Saturday, October 16, 2010

Home, where the buffalo never, ever roamed

I've never really wanted to live anywhere but here.  I can't relate to people who pine for the mountains or the seashore.  I like it here.  I like the rolling hills and the grass and the trees.  When I go somewhere else it feels alien.  Hiking has helped me be comfortable in more environments, but no place feels like home to me but here.

I've spent short periods of time living in Minnesota and New York.  I've taken long vacations in Florida, Texas, Arizona, California, Maine, and Colorado.  They were nice enough.  But they weren't home.

I've been interviewing places to see if they'd be good retirement homes.  Some place a little less busy, with warmer winters maybe.  Maybe Virginia, Tennessee, or the Carolinas.  Much further than that and I don't know if I'd ever get used to the vegetation.  Even if I did, everything else is different.  Even the major chains change as you move farther away.  In our consumer nation, not being able to buy the brands you're used to is its own source of alienation.

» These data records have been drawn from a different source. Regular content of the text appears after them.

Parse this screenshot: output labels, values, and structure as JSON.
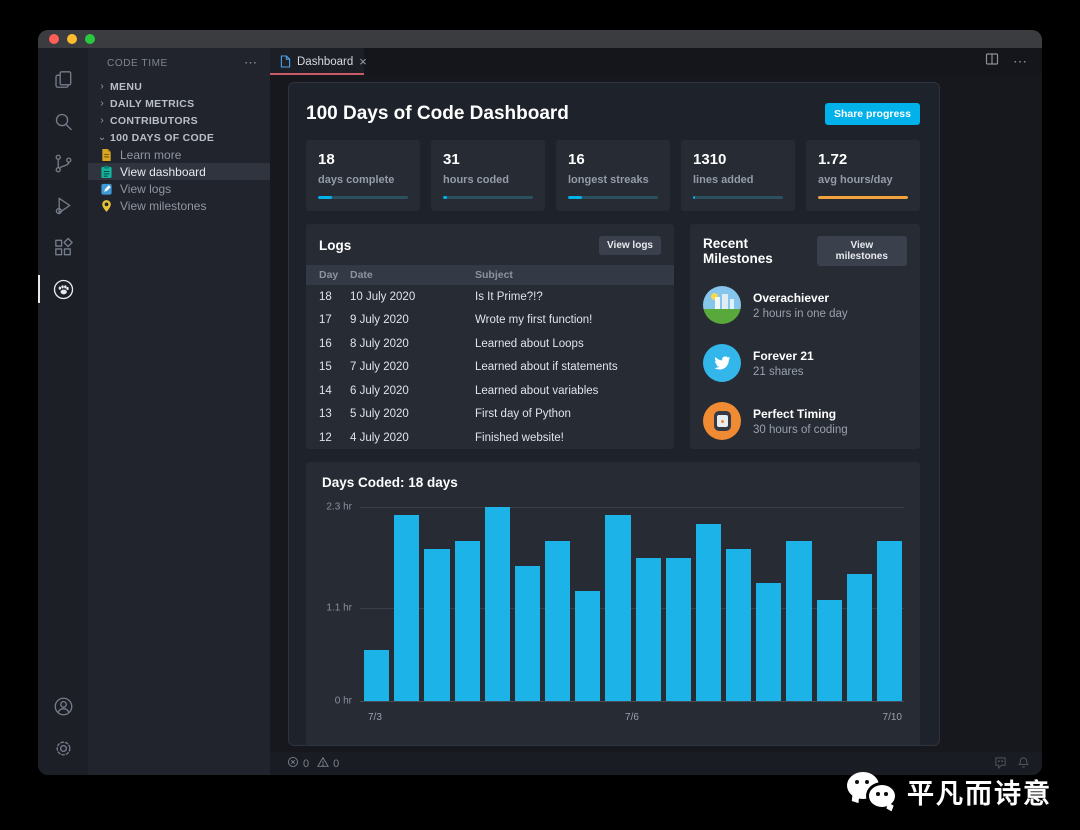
{
  "window": {
    "tab": {
      "label": "Dashboard",
      "close_glyph": "×"
    },
    "tab_actions": {
      "more_glyph": "⋯"
    },
    "statusbar": {
      "error_count": "0",
      "warning_count": "0"
    }
  },
  "activity_bar": {
    "top_items": [
      "files-icon",
      "search-icon",
      "source-control-icon",
      "run-debug-icon",
      "extensions-icon",
      "code-time-paw-icon"
    ],
    "active_item": "code-time-paw-icon",
    "bottom_items": [
      "account-icon",
      "settings-icon"
    ]
  },
  "sidebar": {
    "title": "CODE TIME",
    "more_glyph": "⋯",
    "sections": [
      {
        "label": "MENU",
        "expanded": false
      },
      {
        "label": "DAILY METRICS",
        "expanded": false
      },
      {
        "label": "CONTRIBUTORS",
        "expanded": false
      },
      {
        "label": "100 DAYS OF CODE",
        "expanded": true
      }
    ],
    "children": [
      {
        "label": "Learn more",
        "icon": "document-icon",
        "selected": false
      },
      {
        "label": "View dashboard",
        "icon": "dashboard-icon",
        "selected": true
      },
      {
        "label": "View logs",
        "icon": "edit-log-icon",
        "selected": false
      },
      {
        "label": "View milestones",
        "icon": "milestone-pin-icon",
        "selected": false
      }
    ]
  },
  "dashboard": {
    "title": "100 Days of Code Dashboard",
    "share_button": "Share progress",
    "stats": [
      {
        "value": "18",
        "label": "days complete",
        "progress": 16,
        "color": "#00b1ea"
      },
      {
        "value": "31",
        "label": "hours coded",
        "progress": 4,
        "color": "#00b1ea"
      },
      {
        "value": "16",
        "label": "longest streaks",
        "progress": 16,
        "color": "#00b1ea"
      },
      {
        "value": "1310",
        "label": "lines added",
        "progress": 2,
        "color": "#00b1ea"
      },
      {
        "value": "1.72",
        "label": "avg hours/day",
        "progress": 100,
        "color": "#f2a33c"
      }
    ],
    "logs": {
      "title": "Logs",
      "button": "View logs",
      "columns": [
        "Day",
        "Date",
        "Subject"
      ],
      "rows": [
        [
          "18",
          "10 July 2020",
          "Is It Prime?!?"
        ],
        [
          "17",
          "9 July 2020",
          "Wrote my first function!"
        ],
        [
          "16",
          "8 July 2020",
          "Learned about Loops"
        ],
        [
          "15",
          "7 July 2020",
          "Learned about if statements"
        ],
        [
          "14",
          "6 July 2020",
          "Learned about variables"
        ],
        [
          "13",
          "5 July 2020",
          "First day of Python"
        ],
        [
          "12",
          "4 July 2020",
          "Finished website!"
        ]
      ]
    },
    "milestones": {
      "title": "Recent Milestones",
      "button": "View milestones",
      "items": [
        {
          "name": "Overachiever",
          "desc": "2 hours in one day",
          "icon": "city-badge-icon"
        },
        {
          "name": "Forever 21",
          "desc": "21 shares",
          "icon": "twitter-badge-icon"
        },
        {
          "name": "Perfect Timing",
          "desc": "30 hours of coding",
          "icon": "watch-badge-icon"
        }
      ]
    }
  },
  "chart_data": {
    "type": "bar",
    "title": "Days Coded: 18 days",
    "values": [
      0.6,
      2.2,
      1.8,
      1.9,
      2.3,
      1.6,
      1.9,
      1.3,
      2.2,
      1.7,
      1.7,
      2.1,
      1.8,
      1.4,
      1.9,
      1.2,
      1.5,
      1.9
    ],
    "ylim": [
      0,
      2.3
    ],
    "y_ticks": [
      "2.3 hr",
      "1.1 hr",
      "0 hr"
    ],
    "x_tick_labels": [
      "7/3",
      "7/6",
      "7/10"
    ],
    "bar_color": "#1cb4e8",
    "grid": true,
    "legend": "none"
  },
  "watermark": {
    "text": "平凡而诗意"
  }
}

Despite my love of this place, I'm also ashamed of it.  I'm ashamed of racism (both the regular and inverse kind), the lack of grand geological features, the lack of distinguishing characteristics.  One time a man in Texas asked me where I was from, and when I told him Maryland he thought it was a small town in northeastern Texas.  Maryland does not stick in people's minds.

I wish my home state would be kinder to pedestrians and bicyclists.  I wish I had more restaurants to brag on.  I wish our schools were better.  I wish there were more trails and fewer strip malls with empty storefronts.  I know I'm lucky to live on a street where I know my neighbors well enough to use their shower or their guest room if something goes wrong at my house, but I also know that's uncommon here.

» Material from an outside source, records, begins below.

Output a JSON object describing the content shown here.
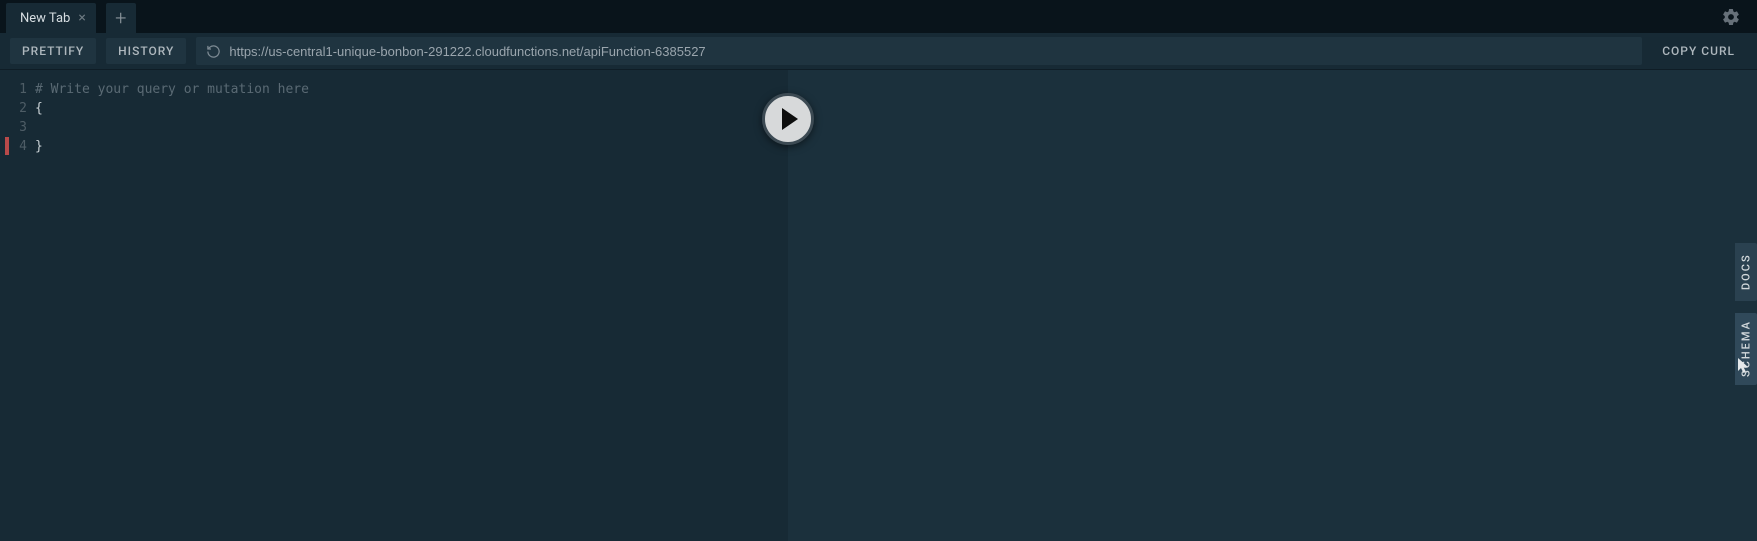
{
  "tabs": {
    "active_label": "New Tab"
  },
  "toolbar": {
    "prettify_label": "PRETTIFY",
    "history_label": "HISTORY",
    "url_value": "https://us-central1-unique-bonbon-291222.cloudfunctions.net/apiFunction-6385527",
    "copy_curl_label": "COPY CURL"
  },
  "editor": {
    "line_numbers": [
      "1",
      "2",
      "3",
      "4"
    ],
    "lines": {
      "l1": "# Write your query or mutation here",
      "l2": "{",
      "l3": "",
      "l4": "}"
    }
  },
  "sidebar": {
    "docs_label": "DOCS",
    "schema_label": "SCHEMA"
  }
}
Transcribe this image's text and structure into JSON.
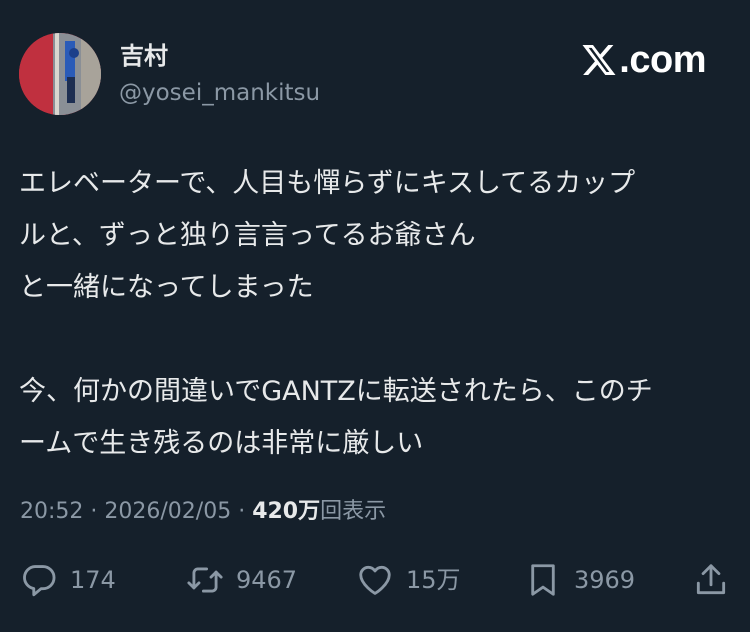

But still, Maryland, I kind of love you.  You're cute, with your bifurcation and your blue crabs.  From your watermen to your farmers to your hillbillies way up in the northwest, you have diversity.  Your long history of horse racing means I can buy a new horse trailer a mile from my house if I want to.  You have four distinct seasons.  You might not have a bounty of ethnic businesses, but I can get Ethiopian, Malaysian, or Korean food if I know where to look.

Stay green, Maryland.  Keep those rolling hills.  Keep those generations of watermen safe, and keep those crabs safe too.  You know I can't resist you.

1 comment:

  1. I totally understand, and feel the same way about Wisconsin. That said, I could see going to Colorado near my sister, if there were jobs there.